Partnering with Cinema Build KSA were a number of  high-profile entities in the field  of entertainment, cinema constructions and technology such as VOX, Cinepolis, AMC, Empire, Carnival, Fawaz Alhokair Group, MUVI Cinemas, Jeddah Park, Compass Project Management, TK Architects, & Design Novel Architecture.


Lack of spirit leaves World War II saga hanging midway

Roland Emmerich’s just-opened “Midway” comes nowhere close to the 1950s and 1960s war adventures. (Supplied)
Updated 14 November 2019

Lack of spirit leaves World War II saga hanging midway
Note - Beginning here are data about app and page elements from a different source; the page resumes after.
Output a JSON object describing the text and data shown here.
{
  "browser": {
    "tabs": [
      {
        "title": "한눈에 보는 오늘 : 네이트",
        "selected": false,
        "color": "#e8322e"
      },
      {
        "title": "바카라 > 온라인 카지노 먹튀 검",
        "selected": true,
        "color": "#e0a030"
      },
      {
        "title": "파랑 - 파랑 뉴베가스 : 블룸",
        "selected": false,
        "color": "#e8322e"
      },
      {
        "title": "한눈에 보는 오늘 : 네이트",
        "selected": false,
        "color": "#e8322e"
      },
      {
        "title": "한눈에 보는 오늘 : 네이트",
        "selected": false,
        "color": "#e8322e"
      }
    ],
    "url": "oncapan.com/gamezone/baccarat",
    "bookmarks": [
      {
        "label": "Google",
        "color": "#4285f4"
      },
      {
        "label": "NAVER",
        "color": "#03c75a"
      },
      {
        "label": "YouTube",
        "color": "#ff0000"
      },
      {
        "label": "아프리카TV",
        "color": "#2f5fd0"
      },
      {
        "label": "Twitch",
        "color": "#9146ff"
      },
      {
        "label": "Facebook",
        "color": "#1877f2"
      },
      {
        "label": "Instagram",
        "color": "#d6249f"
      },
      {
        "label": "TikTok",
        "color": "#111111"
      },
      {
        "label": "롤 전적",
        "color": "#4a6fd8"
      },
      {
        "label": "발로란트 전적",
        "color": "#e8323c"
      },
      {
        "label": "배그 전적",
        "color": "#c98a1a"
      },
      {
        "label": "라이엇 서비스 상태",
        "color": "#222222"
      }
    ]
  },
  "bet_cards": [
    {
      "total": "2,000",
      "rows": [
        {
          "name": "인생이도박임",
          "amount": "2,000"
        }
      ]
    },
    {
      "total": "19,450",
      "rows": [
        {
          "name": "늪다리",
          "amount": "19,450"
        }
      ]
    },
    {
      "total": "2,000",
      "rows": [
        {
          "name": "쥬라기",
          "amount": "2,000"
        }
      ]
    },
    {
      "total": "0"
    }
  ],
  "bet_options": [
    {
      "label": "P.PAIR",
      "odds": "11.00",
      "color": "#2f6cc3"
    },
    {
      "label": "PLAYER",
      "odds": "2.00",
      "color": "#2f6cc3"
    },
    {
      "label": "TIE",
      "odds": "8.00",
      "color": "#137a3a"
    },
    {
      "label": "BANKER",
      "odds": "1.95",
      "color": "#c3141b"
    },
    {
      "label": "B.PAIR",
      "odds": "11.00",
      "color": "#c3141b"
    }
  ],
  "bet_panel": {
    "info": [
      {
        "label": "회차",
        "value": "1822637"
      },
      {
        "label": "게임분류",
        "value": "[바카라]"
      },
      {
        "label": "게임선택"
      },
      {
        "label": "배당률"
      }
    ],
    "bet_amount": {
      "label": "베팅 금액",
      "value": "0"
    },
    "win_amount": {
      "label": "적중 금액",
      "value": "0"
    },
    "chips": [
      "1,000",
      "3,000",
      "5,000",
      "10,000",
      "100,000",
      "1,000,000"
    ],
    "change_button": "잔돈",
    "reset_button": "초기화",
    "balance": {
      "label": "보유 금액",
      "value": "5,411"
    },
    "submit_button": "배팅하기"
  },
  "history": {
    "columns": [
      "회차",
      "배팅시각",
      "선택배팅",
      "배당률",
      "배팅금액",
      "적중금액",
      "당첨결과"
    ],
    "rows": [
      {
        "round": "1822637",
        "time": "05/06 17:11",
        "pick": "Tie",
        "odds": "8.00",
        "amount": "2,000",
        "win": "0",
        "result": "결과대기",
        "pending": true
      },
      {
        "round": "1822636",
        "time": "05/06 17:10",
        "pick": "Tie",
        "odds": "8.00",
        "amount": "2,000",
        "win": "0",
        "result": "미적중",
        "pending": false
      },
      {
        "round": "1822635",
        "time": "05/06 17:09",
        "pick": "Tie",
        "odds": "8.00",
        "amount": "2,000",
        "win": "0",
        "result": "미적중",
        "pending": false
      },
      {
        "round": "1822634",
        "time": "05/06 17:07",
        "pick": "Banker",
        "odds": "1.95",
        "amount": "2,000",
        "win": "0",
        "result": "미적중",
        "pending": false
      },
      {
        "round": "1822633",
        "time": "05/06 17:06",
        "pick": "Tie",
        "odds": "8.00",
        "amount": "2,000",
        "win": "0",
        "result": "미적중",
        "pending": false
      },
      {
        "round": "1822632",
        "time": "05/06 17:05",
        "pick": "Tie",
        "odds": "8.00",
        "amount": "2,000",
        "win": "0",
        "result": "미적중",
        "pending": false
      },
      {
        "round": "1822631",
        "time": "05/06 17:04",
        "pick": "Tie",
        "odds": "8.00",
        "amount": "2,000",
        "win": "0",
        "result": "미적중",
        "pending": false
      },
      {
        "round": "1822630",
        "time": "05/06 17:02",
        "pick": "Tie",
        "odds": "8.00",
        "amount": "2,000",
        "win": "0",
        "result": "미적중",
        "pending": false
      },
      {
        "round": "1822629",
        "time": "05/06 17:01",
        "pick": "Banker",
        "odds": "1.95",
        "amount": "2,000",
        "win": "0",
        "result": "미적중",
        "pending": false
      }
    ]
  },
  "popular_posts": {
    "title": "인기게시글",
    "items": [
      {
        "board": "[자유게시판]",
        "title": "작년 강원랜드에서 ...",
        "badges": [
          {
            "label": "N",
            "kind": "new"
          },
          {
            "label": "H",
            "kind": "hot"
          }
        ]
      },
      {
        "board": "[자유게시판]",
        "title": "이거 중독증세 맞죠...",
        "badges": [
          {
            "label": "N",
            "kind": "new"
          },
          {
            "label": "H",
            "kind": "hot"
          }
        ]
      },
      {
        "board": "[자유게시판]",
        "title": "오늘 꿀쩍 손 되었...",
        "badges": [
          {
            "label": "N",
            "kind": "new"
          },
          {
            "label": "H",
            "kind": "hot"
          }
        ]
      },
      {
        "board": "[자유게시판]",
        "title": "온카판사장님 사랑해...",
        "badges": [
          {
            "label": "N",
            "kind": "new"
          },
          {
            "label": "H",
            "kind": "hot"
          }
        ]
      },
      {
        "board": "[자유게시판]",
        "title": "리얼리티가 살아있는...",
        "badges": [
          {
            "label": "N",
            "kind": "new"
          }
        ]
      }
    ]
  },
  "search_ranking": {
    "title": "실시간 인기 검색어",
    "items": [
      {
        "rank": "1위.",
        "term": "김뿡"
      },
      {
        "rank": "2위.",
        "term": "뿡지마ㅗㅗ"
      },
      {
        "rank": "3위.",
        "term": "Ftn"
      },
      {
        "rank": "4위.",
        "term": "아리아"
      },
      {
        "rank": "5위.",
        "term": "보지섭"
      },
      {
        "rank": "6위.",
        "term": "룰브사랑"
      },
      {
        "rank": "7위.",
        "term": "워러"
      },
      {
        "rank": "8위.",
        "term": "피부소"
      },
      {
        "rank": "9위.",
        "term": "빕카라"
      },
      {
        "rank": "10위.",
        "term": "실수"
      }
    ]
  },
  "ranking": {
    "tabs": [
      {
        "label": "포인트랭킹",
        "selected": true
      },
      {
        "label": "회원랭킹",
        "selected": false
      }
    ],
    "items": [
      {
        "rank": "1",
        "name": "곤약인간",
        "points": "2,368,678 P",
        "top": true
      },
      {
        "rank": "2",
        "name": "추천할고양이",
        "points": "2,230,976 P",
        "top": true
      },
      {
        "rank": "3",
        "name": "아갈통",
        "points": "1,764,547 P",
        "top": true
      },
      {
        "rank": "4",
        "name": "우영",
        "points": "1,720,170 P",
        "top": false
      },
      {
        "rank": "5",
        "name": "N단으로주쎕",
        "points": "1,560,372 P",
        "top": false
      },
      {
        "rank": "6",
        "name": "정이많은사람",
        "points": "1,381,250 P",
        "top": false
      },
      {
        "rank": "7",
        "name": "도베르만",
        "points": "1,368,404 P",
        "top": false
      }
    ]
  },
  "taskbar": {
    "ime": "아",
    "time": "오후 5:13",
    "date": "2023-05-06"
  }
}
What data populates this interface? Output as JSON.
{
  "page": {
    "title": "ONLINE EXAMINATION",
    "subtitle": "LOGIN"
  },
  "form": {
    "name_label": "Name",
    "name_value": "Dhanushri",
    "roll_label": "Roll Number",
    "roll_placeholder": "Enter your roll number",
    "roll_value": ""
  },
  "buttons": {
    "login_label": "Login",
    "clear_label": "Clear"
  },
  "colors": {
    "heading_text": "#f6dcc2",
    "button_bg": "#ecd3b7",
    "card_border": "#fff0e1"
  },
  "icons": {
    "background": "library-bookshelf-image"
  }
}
CHENNAI: Movies on World War II have delighted cinema audiences for years. Nobody can forget the daring Allied escape in the 1965 “Von Ryan’s Express” with Frank Sinatra and Trevor Howard driving a train through Nazi-occupied territory.

There were others in that decade and earlier such as David Lean’s “The Bridge on the River Kwai” about British prisoners of war building a railway in malaria-infested Burma (now Myanmar). These were great classics, but recent efforts have not been as memorable.

(Supplied)

Roland Emmerich’s just-opened “Midway” comes nowhere close to the 1950s and 1960s war adventures. Despite audiences still being thirsty for WWII sagas and a star-studded cast (Patrick Wilson, Woody Harrelson, Mandy Moore, Ed Skrein and Nick Jonas), the film is unmoving, mainly because of the shallow characters. If the dialogues are stiff, the dramatic potential – including the relationship among the men – appears to have been left midway.

The film begins with Japan’s December 1941 air attack on the US naval base in Pearl Harbor, Honolulu, which dragged America into the conflict, and the flick follows America’s revenge mission culminating in the June 1942 Battle of Midway.

(Supplied)

For the US, it was a victory against all odds giving them control of the Pacific’s Midway atoll. It was also a major triumph of human spirit, but the film does not quite capture it.

Most of the exploits relate to real-life fighter pilot Dick Best (Skrein), whose devil-may-care attitude earns him the title “cowboy.” His wife Ann (Moore), the only female character, urges him on but seems a washed-out figure. However, there is plenty of action in the air with dog fights, bombings and pilots ejecting from burning planes high above the ground.

(Supplied)

For fans of singer Jonas, his small but significant part may appeal. He is sailor Bruno Gaido whose spontaneous and heroic action during a Japanese raid earns him promotion.

“Midway” plays at three levels, including one about Japanese military officers, and was shot in Hawaii and Montreal with a lot of computer graphics thrown in. The camera work (Robby Baumgartner) is impressive, but somewhere the soul is missing, and the characters fail to come across as real people.

Despite this, the film opened atop the North American box office last weekend with a reported $17.5 million in ticket sales.